“Touchpoints matter, but it’s the full journey that really counts”
Alex Rawson, Ewan Duncan & Conor Jones “The Truth about Customer Experience”, Harvard Business Review
Digital technologies such as analytics, social networks, cloud computing and IoT are forcing companies to reevaluate and ultimately transform the way they work. While certain remain suspicious of the powerful new data collection and analytics tools available by continuously evolving new software, they have realized that when used correctly they can reap enormous awards. To quote Brian Solis from the Altimeter Group digital transformation is “The realignment of, or new investment in, technology and business models to more effectively engage digital consumers at every touchpoint of the customer experience lifecycle.”
One of the key tools of digital transformation is customer journey mapping. Up until now many companies failed to pay enough attention to the customer’s beginning to end experience on the way to purchase –products and/or services- and after. According to Siddharth Gaikwad, practice head of digital experience, at NTT DATA “it is the definitive first step in the process of converting a current ‘as-is’ state to a future state that promises an enhanced customer experience”. Indeed, startups such as is Uber, Spotify and Airbnb realized this early enough and have been leveraging new technologies to disrupt their industries while making life easier for their customers.
When used correctly, the new digital tools offer companies the opportunity to turn the flow of data into actionable knowledge. Once they understand the needs of their customers, employees, partners and stakeholders and the digital possibilities in their industry they can tailor a digital strategy and roadmap with beneficial results. This map will identify the various pain points of the customer journey and if the right questions are raised and answered, there will be a shift from the traditional siloed marketing approach to a cross-functional one where the result will be a journey orientation.
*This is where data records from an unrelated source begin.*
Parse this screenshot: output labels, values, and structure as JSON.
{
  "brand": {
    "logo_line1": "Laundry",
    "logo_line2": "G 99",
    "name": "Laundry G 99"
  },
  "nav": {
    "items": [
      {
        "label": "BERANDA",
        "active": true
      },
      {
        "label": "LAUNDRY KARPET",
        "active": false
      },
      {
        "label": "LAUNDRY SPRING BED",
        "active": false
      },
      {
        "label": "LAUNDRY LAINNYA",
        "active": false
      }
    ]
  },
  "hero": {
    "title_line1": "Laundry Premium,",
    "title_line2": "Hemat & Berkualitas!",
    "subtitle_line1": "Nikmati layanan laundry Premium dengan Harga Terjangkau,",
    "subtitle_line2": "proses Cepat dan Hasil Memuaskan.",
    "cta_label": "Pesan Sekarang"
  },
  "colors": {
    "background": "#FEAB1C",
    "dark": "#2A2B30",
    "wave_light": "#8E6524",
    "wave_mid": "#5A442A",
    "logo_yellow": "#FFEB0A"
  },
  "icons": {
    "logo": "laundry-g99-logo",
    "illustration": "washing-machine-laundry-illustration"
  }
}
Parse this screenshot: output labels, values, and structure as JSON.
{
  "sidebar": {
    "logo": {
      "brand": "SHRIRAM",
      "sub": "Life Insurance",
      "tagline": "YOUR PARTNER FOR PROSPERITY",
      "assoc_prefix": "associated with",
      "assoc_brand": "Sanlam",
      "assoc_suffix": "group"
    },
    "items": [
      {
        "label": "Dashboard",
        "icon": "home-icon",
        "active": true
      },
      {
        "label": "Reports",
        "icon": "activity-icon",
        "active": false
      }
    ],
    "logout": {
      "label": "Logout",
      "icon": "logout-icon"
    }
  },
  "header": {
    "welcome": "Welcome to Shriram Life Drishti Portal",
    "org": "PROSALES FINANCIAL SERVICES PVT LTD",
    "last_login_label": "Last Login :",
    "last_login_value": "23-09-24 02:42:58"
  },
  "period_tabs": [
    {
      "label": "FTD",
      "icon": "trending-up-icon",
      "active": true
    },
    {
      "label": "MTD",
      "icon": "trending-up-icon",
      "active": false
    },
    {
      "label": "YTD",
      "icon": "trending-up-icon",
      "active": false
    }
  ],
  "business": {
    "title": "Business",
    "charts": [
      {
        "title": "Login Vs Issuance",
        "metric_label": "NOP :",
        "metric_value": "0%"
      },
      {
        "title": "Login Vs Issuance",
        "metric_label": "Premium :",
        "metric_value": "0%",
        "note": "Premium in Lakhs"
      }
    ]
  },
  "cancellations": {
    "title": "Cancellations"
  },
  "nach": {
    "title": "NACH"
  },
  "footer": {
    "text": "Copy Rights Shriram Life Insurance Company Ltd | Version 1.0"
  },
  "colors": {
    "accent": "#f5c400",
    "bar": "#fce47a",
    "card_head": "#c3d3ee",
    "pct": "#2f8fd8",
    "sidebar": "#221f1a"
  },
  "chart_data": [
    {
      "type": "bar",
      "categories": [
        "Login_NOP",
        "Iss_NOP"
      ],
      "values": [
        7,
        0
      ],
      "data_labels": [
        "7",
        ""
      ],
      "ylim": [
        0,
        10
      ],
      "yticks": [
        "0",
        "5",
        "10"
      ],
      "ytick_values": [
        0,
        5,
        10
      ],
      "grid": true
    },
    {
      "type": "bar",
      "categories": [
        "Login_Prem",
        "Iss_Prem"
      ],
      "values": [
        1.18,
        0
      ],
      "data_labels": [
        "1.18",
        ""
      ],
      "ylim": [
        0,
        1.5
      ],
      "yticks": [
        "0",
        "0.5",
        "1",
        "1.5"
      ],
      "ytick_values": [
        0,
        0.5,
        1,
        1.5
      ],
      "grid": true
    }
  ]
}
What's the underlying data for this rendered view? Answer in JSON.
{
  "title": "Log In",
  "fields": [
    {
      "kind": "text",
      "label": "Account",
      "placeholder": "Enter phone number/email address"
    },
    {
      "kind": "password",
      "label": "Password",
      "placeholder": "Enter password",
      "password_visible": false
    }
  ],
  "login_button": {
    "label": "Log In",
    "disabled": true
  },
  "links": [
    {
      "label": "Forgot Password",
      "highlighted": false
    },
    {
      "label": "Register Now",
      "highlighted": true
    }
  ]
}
It is all about combining storytelling with card sorting in order to convert the findings into insights. In this context, storytelling is the art of overlaying context perspective and imagery around a user’s journey. Meanwhile, card sorting provides the technique for identifying the mental models and patterns followed. The two together are key to illustrating the “to be” future state. This is not as simple as it sounds since unless the maps are dynamic and they include relevant context they can be misleading. Customer journey mapping requires design, domain and facilitation skills. It necessitates that consumers are clearly defined; a precise persona based on the customer’s demographic and psychographic profile has to be created. Following this, the persona’s journey has to be mapped across a specific task so as to provide valuable insights that will be converted into touchpoints. The journey has to be created from the perspective of the customer needs; we are experiencing a shift from thinking from inside-out, to outside-in. During this process the series of connected maps covering each phase of the customer lifecycle will give the company complete control over its capability to offer the customer a product or service corresponding to his needs. In other words it will offer the possibility of understanding and evaluating how the interaction with the brand makes the customer feel.
In a nutshell, customer journey mapping is the illustrated representation of a customer’s expectations, experiences and reactions as it unfolds over time across numerous scopes, angles and episodes and allows the people at all levels of the company to actively manage the journey with live feedback from the field. It is all about storytelling and building the plot so as to reach the desired closing. And at the end of the day we all have a story to tell …At Publisto we have a long tradition in storytelling and are currently working to create the perfect tool for companies to build their customer journeys.